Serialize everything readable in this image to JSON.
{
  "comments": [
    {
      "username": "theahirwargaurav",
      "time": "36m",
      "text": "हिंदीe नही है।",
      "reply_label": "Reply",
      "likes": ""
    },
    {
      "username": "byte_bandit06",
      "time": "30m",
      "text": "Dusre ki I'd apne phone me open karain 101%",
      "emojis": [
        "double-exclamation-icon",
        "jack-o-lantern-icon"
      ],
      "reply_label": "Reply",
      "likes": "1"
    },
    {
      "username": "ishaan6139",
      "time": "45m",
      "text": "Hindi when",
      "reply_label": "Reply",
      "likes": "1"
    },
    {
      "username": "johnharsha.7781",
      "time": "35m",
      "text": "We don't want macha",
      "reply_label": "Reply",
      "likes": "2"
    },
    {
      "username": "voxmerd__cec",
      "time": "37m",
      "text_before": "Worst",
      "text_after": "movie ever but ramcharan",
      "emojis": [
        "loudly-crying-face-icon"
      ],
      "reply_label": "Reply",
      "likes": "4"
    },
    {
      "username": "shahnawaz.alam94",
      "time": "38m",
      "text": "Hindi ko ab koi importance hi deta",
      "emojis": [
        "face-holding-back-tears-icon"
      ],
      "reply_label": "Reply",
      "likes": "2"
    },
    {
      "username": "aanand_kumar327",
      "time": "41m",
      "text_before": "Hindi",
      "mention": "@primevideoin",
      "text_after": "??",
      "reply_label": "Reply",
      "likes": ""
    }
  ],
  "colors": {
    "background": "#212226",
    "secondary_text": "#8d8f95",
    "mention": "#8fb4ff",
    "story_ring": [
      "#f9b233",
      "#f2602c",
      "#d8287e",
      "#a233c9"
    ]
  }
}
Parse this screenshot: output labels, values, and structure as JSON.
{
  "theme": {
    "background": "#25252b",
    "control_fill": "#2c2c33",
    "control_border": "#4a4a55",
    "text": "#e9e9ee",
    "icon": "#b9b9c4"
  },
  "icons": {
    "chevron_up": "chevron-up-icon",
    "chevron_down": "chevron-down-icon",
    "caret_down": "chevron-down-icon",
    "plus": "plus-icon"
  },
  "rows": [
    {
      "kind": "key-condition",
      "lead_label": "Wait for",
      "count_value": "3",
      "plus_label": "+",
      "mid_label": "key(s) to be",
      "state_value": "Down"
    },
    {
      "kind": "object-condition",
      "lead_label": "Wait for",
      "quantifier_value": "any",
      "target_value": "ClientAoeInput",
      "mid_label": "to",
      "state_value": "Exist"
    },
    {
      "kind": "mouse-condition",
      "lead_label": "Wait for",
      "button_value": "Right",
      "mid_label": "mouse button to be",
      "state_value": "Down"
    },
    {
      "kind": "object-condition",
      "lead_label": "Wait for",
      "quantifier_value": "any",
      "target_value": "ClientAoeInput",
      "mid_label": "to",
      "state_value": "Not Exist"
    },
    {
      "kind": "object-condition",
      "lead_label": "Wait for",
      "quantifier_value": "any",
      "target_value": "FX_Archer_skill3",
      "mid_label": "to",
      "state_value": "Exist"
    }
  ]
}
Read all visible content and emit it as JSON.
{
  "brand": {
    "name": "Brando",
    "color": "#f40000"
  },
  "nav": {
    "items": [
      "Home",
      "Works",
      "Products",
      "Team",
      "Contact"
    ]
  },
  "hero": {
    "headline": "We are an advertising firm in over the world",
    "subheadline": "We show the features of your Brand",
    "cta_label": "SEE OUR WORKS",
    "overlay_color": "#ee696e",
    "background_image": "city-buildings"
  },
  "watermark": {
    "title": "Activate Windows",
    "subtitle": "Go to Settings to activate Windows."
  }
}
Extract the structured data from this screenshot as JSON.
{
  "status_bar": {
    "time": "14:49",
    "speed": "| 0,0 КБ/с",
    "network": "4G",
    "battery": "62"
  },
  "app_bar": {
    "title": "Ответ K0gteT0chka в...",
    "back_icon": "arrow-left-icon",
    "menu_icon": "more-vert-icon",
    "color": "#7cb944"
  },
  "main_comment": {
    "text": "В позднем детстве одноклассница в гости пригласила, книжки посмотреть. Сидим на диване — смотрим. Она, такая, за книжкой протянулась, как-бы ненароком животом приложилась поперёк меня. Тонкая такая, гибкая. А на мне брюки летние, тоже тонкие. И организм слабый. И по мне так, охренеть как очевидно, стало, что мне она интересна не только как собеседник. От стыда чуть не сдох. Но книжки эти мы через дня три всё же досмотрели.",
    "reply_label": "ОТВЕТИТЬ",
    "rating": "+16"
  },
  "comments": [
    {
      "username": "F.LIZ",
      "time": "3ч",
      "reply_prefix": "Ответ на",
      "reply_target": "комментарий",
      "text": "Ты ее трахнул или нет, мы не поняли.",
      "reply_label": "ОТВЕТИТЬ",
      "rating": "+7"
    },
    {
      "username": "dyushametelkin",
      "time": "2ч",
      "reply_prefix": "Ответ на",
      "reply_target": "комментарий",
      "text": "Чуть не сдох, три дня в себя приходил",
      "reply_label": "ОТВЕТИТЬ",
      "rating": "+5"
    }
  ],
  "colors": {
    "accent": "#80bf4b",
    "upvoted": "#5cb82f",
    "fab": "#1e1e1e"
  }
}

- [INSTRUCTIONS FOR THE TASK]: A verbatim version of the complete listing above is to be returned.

- [THE COMPLETED TASK]:
Serialize everything readable in this image to JSON.
{
  "comments": [
    {
      "username": "theahirwargaurav",
      "time": "36m",
      "text": "हिंदीe नही है।",
      "reply_label": "Reply",
      "likes": ""
    },
    {
      "username": "byte_bandit06",
      "time": "30m",
      "text": "Dusre ki I'd apne phone me open karain 101%",
      "emojis": [
        "double-exclamation-icon",
        "jack-o-lantern-icon"
      ],
      "reply_label": "Reply",
      "likes": "1"
    },
    {
      "username": "ishaan6139",
      "time": "45m",
      "text": "Hindi when",
      "reply_label": "Reply",
      "likes": "1"
    },
    {
      "username": "johnharsha.7781",
      "time": "35m",
      "text": "We don't want macha",
      "reply_label": "Reply",
      "likes": "2"
    },
    {
      "username": "voxmerd__cec",
      "time": "37m",
      "text_before": "Worst",
      "text_after": "movie ever but ramcharan",
      "emojis": [
        "loudly-crying-face-icon"
      ],
      "reply_label": "Reply",
      "likes": "4"
    },
    {
      "username": "shahnawaz.alam94",
      "time": "38m",
      "text": "Hindi ko ab koi importance hi deta",
      "emojis": [
        "face-holding-back-tears-icon"
      ],
      "reply_label": "Reply",
      "likes": "2"
    },
    {
      "username": "aanand_kumar327",
      "time": "41m",
      "text_before": "Hindi",
      "mention": "@primevideoin",
      "text_after": "??",
      "reply_label": "Reply",
      "likes": ""
    }
  ],
  "colors": {
    "background": "#212226",
    "secondary_text": "#8d8f95",
    "mention": "#8fb4ff",
    "story_ring": [
      "#f9b233",
      "#f2602c",
      "#d8287e",
      "#a233c9"
    ]
  }
}
Parse this screenshot: output labels, values, and structure as JSON.
{
  "theme": {
    "background": "#25252b",
    "control_fill": "#2c2c33",
    "control_border": "#4a4a55",
    "text": "#e9e9ee",
    "icon": "#b9b9c4"
  },
  "icons": {
    "chevron_up": "chevron-up-icon",
    "chevron_down": "chevron-down-icon",
    "caret_down": "chevron-down-icon",
    "plus": "plus-icon"
  },
  "rows": [
    {
      "kind": "key-condition",
      "lead_label": "Wait for",
      "count_value": "3",
      "plus_label": "+",
      "mid_label": "key(s) to be",
      "state_value": "Down"
    },
    {
      "kind": "object-condition",
      "lead_label": "Wait for",
      "quantifier_value": "any",
      "target_value": "ClientAoeInput",
      "mid_label": "to",
      "state_value": "Exist"
    },
    {
      "kind": "mouse-condition",
      "lead_label": "Wait for",
      "button_value": "Right",
      "mid_label": "mouse button to be",
      "state_value": "Down"
    },
    {
      "kind": "object-condition",
      "lead_label": "Wait for",
      "quantifier_value": "any",
      "target_value": "ClientAoeInput",
      "mid_label": "to",
      "state_value": "Not Exist"
    },
    {
      "kind": "object-condition",
      "lead_label": "Wait for",
      "quantifier_value": "any",
      "target_value": "FX_Archer_skill3",
      "mid_label": "to",
      "state_value": "Exist"
    }
  ]
}
Read all visible content and emit it as JSON.
{
  "brand": {
    "name": "Brando",
    "color": "#f40000"
  },
  "nav": {
    "items": [
      "Home",
      "Works",
      "Products",
      "Team",
      "Contact"
    ]
  },
  "hero": {
    "headline": "We are an advertising firm in over the world",
    "subheadline": "We show the features of your Brand",
    "cta_label": "SEE OUR WORKS",
    "overlay_color": "#ee696e",
    "background_image": "city-buildings"
  },
  "watermark": {
    "title": "Activate Windows",
    "subtitle": "Go to Settings to activate Windows."
  }
}
Extract the structured data from this screenshot as JSON.
{
  "status_bar": {
    "time": "14:49",
    "speed": "| 0,0 КБ/с",
    "network": "4G",
    "battery": "62"
  },
  "app_bar": {
    "title": "Ответ K0gteT0chka в...",
    "back_icon": "arrow-left-icon",
    "menu_icon": "more-vert-icon",
    "color": "#7cb944"
  },
  "main_comment": {
    "text": "В позднем детстве одноклассница в гости пригласила, книжки посмотреть. Сидим на диване — смотрим. Она, такая, за книжкой протянулась, как-бы ненароком животом приложилась поперёк меня. Тонкая такая, гибкая. А на мне брюки летние, тоже тонкие. И организм слабый. И по мне так, охренеть как очевидно, стало, что мне она интересна не только как собеседник. От стыда чуть не сдох. Но книжки эти мы через дня три всё же досмотрели.",
    "reply_label": "ОТВЕТИТЬ",
    "rating": "+16"
  },
  "comments": [
    {
      "username": "F.LIZ",
      "time": "3ч",
      "reply_prefix": "Ответ на",
      "reply_target": "комментарий",
      "text": "Ты ее трахнул или нет, мы не поняли.",
      "reply_label": "ОТВЕТИТЬ",
      "rating": "+7"
    },
    {
      "username": "dyushametelkin",
      "time": "2ч",
      "reply_prefix": "Ответ на",
      "reply_target": "комментарий",
      "text": "Чуть не сдох, три дня в себя приходил",
      "reply_label": "ОТВЕТИТЬ",
      "rating": "+5"
    }
  ],
  "colors": {
    "accent": "#80bf4b",
    "upvoted": "#5cb82f",
    "fab": "#1e1e1e"
  }
}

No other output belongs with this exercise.